## ABOUT THIS TASK
The answer should be each line from the entries below that has the word "name" in it.

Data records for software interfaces
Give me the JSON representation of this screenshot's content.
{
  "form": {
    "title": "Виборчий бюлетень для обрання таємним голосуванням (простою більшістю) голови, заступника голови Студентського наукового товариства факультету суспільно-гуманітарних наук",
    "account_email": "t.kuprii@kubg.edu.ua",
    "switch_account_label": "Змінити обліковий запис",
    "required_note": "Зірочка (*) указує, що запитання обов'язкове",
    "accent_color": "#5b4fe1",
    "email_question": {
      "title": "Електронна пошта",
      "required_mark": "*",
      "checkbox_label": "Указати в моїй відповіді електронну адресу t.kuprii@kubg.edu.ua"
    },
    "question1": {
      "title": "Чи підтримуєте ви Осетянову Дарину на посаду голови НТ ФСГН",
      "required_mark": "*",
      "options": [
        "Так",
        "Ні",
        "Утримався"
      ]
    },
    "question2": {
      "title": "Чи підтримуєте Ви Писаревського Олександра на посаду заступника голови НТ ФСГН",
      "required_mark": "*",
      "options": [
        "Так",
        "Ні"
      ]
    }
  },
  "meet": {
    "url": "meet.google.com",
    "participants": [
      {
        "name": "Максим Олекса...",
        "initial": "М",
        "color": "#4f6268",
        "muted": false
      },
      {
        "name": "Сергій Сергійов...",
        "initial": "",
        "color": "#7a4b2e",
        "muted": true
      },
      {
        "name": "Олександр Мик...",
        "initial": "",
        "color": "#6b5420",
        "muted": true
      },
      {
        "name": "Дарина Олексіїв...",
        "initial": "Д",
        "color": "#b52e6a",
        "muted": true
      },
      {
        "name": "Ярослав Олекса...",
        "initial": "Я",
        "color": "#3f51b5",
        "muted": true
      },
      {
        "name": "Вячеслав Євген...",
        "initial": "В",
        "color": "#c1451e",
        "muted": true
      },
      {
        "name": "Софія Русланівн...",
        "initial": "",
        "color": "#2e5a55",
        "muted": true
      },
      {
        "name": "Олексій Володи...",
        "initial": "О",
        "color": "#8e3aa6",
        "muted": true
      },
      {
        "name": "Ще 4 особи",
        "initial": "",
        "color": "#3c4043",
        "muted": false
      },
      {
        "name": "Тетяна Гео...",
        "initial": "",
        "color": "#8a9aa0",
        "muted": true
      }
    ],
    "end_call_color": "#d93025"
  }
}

## ANSWER
        "name": "Максим Олекса...",
        "name": "Сергій Сергійов...",
        "name": "Олександр Мик...",
        "name": "Дарина Олексіїв...",
        "name": "Ярослав Олекса...",
        "name": "Вячеслав Євген...",
        "name": "Софія Русланівн...",
        "name": "Олексій Володи...",
        "name": "Ще 4 особи",
        "name": "Тетяна Гео...",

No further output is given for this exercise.